(Data for analysis Opens)
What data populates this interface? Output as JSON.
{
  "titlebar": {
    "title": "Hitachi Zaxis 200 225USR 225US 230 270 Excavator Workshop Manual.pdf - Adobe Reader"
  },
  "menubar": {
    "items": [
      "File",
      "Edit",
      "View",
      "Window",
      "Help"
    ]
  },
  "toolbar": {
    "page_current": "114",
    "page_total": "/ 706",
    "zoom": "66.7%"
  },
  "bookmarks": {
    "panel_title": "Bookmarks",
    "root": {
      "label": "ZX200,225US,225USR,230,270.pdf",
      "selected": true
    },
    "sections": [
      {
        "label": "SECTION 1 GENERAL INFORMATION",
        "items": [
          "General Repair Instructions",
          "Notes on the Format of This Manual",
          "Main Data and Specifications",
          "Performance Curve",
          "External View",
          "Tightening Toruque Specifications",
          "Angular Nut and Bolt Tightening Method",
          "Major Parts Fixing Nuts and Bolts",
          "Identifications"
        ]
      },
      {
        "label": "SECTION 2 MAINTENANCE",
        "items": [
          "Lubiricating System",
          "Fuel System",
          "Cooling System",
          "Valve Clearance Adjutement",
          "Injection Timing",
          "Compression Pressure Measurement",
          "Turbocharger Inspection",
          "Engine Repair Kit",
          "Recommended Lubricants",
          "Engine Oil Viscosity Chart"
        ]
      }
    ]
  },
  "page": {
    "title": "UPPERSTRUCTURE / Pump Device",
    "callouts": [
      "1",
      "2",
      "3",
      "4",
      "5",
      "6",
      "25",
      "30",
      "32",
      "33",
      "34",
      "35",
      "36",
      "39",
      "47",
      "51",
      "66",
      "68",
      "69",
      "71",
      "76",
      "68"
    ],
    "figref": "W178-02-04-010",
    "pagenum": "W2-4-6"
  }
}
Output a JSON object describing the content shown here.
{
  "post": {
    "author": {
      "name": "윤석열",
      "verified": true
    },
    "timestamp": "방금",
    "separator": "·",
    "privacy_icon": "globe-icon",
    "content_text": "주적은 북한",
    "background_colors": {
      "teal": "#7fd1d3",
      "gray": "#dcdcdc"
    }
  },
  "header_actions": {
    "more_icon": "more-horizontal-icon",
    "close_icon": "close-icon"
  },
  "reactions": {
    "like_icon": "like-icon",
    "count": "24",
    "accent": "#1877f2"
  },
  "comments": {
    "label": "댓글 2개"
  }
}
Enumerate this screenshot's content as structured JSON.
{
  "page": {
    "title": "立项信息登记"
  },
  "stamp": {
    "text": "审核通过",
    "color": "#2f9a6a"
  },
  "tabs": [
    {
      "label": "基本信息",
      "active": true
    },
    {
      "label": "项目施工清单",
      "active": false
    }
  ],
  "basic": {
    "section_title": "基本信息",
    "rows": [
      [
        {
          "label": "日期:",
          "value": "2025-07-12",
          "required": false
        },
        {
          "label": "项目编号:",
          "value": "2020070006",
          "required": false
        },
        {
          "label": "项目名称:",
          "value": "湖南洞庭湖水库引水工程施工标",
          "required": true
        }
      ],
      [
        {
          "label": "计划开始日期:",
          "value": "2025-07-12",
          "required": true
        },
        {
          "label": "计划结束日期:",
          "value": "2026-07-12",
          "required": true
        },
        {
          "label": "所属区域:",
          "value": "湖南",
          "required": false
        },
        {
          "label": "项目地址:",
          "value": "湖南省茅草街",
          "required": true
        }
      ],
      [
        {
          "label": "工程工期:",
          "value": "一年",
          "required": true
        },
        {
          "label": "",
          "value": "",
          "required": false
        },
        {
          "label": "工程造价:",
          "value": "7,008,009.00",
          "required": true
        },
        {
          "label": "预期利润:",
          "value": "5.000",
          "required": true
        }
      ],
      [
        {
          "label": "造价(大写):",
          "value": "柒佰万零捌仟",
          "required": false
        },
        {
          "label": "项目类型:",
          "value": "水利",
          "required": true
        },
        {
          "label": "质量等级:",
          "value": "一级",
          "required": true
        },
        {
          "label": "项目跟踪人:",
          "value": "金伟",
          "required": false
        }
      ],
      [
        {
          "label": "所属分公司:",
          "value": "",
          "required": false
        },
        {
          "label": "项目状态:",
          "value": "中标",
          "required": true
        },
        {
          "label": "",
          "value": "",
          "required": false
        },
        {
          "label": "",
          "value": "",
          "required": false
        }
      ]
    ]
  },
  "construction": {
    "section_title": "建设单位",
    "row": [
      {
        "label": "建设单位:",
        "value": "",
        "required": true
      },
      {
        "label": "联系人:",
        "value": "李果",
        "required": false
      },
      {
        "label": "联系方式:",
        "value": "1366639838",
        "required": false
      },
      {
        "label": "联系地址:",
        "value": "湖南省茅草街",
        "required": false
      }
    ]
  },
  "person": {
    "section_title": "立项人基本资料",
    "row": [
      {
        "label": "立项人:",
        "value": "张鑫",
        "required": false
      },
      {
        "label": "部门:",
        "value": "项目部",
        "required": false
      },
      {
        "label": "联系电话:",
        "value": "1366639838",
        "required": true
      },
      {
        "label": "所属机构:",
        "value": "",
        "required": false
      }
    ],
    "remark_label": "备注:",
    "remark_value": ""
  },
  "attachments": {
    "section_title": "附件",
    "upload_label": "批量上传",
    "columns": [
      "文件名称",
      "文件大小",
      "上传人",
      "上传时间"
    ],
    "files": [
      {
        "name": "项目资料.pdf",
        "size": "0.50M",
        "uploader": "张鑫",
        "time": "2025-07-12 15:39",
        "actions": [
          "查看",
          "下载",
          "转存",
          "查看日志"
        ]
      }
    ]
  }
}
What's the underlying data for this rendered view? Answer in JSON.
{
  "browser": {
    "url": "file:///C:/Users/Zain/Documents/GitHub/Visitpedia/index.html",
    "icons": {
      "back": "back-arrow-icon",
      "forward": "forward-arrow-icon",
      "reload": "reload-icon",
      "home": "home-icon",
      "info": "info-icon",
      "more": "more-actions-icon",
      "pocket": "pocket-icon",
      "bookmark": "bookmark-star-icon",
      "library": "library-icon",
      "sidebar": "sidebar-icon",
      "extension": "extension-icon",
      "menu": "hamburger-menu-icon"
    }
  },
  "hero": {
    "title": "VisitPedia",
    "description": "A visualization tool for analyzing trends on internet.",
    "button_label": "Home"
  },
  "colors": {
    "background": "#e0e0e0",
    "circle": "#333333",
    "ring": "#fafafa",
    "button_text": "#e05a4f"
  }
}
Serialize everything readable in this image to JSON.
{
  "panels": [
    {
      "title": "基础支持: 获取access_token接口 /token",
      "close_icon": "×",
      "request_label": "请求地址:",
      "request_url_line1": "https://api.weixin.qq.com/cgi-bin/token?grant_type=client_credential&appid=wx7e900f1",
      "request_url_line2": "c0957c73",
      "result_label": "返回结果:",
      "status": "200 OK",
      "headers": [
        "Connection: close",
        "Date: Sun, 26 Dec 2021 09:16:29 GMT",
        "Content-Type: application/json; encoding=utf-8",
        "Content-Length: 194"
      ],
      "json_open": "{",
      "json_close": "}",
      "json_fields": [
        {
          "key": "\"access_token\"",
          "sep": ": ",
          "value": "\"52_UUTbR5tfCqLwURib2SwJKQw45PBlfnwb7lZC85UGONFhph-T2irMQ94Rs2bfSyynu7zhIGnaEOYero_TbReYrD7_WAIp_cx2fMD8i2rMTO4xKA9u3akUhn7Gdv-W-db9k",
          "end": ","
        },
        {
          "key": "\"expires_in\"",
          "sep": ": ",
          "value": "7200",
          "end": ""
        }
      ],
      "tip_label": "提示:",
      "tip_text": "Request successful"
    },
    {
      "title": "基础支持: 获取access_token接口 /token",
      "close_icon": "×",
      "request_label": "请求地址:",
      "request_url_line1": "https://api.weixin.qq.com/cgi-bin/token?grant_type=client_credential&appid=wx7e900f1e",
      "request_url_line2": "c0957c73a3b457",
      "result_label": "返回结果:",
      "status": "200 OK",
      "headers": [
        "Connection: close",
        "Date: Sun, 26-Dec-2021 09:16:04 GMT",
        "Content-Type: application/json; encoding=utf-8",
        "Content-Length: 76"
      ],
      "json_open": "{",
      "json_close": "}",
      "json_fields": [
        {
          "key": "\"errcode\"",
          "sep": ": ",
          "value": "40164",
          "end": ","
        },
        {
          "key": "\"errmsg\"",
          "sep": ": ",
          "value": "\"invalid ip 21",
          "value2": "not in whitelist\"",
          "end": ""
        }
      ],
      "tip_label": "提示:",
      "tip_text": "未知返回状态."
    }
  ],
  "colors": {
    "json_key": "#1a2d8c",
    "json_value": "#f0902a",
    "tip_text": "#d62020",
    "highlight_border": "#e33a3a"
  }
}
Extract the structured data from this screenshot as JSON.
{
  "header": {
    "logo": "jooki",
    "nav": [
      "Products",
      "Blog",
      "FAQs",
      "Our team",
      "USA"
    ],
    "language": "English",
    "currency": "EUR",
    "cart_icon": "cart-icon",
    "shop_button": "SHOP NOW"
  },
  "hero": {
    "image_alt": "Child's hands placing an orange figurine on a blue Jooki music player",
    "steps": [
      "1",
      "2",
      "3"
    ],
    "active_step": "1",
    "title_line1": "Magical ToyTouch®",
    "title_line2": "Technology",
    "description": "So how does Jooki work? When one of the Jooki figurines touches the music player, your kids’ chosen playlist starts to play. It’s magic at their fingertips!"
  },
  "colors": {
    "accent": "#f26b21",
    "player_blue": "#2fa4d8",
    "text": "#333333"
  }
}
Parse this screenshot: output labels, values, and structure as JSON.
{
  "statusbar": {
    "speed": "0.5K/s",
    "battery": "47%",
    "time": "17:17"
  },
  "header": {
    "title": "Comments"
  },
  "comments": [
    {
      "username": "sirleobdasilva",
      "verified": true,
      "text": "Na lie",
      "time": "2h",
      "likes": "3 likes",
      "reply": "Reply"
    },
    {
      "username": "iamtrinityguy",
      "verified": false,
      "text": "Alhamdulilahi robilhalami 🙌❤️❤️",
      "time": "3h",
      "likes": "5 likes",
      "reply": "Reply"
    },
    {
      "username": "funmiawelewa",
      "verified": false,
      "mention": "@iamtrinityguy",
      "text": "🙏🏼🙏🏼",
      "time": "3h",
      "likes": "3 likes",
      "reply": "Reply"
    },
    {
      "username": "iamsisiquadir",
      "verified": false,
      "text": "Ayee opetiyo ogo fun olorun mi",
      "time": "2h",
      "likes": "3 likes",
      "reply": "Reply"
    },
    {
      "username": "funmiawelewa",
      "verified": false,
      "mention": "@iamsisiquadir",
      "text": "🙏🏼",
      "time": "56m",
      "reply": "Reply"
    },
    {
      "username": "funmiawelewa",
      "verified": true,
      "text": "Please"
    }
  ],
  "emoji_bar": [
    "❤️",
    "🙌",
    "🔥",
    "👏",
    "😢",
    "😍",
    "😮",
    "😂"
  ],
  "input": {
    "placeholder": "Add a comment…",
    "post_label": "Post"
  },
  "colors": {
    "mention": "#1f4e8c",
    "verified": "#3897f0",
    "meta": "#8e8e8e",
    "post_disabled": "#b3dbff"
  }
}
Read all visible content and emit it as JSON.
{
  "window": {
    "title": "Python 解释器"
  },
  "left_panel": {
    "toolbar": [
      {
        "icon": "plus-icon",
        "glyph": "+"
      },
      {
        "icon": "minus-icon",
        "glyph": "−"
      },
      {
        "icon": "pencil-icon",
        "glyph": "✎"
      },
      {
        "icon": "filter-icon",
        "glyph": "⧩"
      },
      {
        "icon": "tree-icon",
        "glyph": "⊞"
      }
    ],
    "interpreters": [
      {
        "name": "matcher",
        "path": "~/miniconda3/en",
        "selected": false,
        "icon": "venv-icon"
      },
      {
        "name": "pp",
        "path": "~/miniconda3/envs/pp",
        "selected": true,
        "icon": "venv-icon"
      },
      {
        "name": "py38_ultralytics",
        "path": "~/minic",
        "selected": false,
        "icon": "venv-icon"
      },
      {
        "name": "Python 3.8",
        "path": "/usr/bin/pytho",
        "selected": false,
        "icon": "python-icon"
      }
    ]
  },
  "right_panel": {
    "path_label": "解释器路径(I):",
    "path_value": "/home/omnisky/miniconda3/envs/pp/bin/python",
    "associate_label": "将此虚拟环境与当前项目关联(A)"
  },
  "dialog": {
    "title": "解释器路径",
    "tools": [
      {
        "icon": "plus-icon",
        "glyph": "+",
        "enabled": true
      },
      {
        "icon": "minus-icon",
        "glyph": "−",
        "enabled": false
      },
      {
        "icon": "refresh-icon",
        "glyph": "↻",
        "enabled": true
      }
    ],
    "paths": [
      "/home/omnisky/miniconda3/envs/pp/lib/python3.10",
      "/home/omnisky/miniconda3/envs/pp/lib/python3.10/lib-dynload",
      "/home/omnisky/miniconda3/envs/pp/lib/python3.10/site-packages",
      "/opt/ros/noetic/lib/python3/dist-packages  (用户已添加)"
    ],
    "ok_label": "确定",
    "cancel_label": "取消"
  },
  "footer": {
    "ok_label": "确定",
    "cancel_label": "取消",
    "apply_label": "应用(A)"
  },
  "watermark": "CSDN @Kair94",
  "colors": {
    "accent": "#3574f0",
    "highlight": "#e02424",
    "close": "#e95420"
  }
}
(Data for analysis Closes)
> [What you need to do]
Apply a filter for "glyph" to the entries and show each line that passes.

> [Reply to the task]
        "glyph": "+"
        "glyph": "−"
        "glyph": "✎"
        "glyph": "⧩"
        "glyph": "⊞"
        "glyph": "+",
        "glyph": "−",
        "glyph": "↻",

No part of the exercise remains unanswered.